### Problem details
Restate the records below word for word.

..........

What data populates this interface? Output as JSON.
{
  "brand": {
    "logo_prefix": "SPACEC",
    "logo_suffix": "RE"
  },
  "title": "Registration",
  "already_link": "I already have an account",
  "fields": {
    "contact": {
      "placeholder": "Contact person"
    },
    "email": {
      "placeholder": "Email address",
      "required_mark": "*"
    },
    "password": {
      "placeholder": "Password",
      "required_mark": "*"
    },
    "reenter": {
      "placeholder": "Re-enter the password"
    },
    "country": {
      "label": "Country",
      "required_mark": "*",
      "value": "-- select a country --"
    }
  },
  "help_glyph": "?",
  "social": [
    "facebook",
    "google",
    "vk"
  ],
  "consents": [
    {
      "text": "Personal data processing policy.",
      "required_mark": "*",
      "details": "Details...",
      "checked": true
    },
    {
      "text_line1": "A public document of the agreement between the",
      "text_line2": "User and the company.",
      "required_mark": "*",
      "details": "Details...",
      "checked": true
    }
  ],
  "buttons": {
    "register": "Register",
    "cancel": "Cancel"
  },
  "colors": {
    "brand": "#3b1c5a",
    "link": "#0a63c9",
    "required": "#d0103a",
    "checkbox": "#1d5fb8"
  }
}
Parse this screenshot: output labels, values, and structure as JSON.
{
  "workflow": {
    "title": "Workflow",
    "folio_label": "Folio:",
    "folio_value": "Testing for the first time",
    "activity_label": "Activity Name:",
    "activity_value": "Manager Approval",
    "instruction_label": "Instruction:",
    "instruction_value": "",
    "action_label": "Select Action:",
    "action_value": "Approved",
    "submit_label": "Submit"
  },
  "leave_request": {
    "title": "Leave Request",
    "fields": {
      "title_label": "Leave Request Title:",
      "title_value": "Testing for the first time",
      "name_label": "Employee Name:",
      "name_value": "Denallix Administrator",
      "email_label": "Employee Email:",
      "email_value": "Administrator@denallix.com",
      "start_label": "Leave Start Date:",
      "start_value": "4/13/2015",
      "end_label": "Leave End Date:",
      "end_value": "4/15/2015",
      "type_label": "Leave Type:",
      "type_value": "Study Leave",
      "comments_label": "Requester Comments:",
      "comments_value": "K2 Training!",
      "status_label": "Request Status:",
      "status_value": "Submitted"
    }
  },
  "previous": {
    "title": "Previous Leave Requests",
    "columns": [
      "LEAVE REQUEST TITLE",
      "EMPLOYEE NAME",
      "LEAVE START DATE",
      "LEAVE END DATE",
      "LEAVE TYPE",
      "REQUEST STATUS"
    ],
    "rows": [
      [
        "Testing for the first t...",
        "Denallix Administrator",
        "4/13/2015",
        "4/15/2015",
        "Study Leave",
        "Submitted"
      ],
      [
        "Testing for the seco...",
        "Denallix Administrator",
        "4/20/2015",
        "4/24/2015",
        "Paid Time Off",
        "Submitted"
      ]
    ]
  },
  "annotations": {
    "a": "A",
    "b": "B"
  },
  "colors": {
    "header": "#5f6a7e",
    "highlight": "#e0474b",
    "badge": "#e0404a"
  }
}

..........

### Written solution
What data populates this interface? Output as JSON.
{
  "brand": {
    "logo_prefix": "SPACEC",
    "logo_suffix": "RE"
  },
  "title": "Registration",
  "already_link": "I already have an account",
  "fields": {
    "contact": {
      "placeholder": "Contact person"
    },
    "email": {
      "placeholder": "Email address",
      "required_mark": "*"
    },
    "password": {
      "placeholder": "Password",
      "required_mark": "*"
    },
    "reenter": {
      "placeholder": "Re-enter the password"
    },
    "country": {
      "label": "Country",
      "required_mark": "*",
      "value": "-- select a country --"
    }
  },
  "help_glyph": "?",
  "social": [
    "facebook",
    "google",
    "vk"
  ],
  "consents": [
    {
      "text": "Personal data processing policy.",
      "required_mark": "*",
      "details": "Details...",
      "checked": true
    },
    {
      "text_line1": "A public document of the agreement between the",
      "text_line2": "User and the company.",
      "required_mark": "*",
      "details": "Details...",
      "checked": true
    }
  ],
  "buttons": {
    "register": "Register",
    "cancel": "Cancel"
  },
  "colors": {
    "brand": "#3b1c5a",
    "link": "#0a63c9",
    "required": "#d0103a",
    "checkbox": "#1d5fb8"
  }
}
Parse this screenshot: output labels, values, and structure as JSON.
{
  "workflow": {
    "title": "Workflow",
    "folio_label": "Folio:",
    "folio_value": "Testing for the first time",
    "activity_label": "Activity Name:",
    "activity_value": "Manager Approval",
    "instruction_label": "Instruction:",
    "instruction_value": "",
    "action_label": "Select Action:",
    "action_value": "Approved",
    "submit_label": "Submit"
  },
  "leave_request": {
    "title": "Leave Request",
    "fields": {
      "title_label": "Leave Request Title:",
      "title_value": "Testing for the first time",
      "name_label": "Employee Name:",
      "name_value": "Denallix Administrator",
      "email_label": "Employee Email:",
      "email_value": "Administrator@denallix.com",
      "start_label": "Leave Start Date:",
      "start_value": "4/13/2015",
      "end_label": "Leave End Date:",
      "end_value": "4/15/2015",
      "type_label": "Leave Type:",
      "type_value": "Study Leave",
      "comments_label": "Requester Comments:",
      "comments_value": "K2 Training!",
      "status_label": "Request Status:",
      "status_value": "Submitted"
    }
  },
  "previous": {
    "title": "Previous Leave Requests",
    "columns": [
      "LEAVE REQUEST TITLE",
      "EMPLOYEE NAME",
      "LEAVE START DATE",
      "LEAVE END DATE",
      "LEAVE TYPE",
      "REQUEST STATUS"
    ],
    "rows": [
      [
        "Testing for the first t...",
        "Denallix Administrator",
        "4/13/2015",
        "4/15/2015",
        "Study Leave",
        "Submitted"
      ],
      [
        "Testing for the seco...",
        "Denallix Administrator",
        "4/20/2015",
        "4/24/2015",
        "Paid Time Off",
        "Submitted"
      ]
    ]
  },
  "annotations": {
    "a": "A",
    "b": "B"
  },
  "colors": {
    "header": "#5f6a7e",
    "highlight": "#e0474b",
    "badge": "#e0404a"
  }
}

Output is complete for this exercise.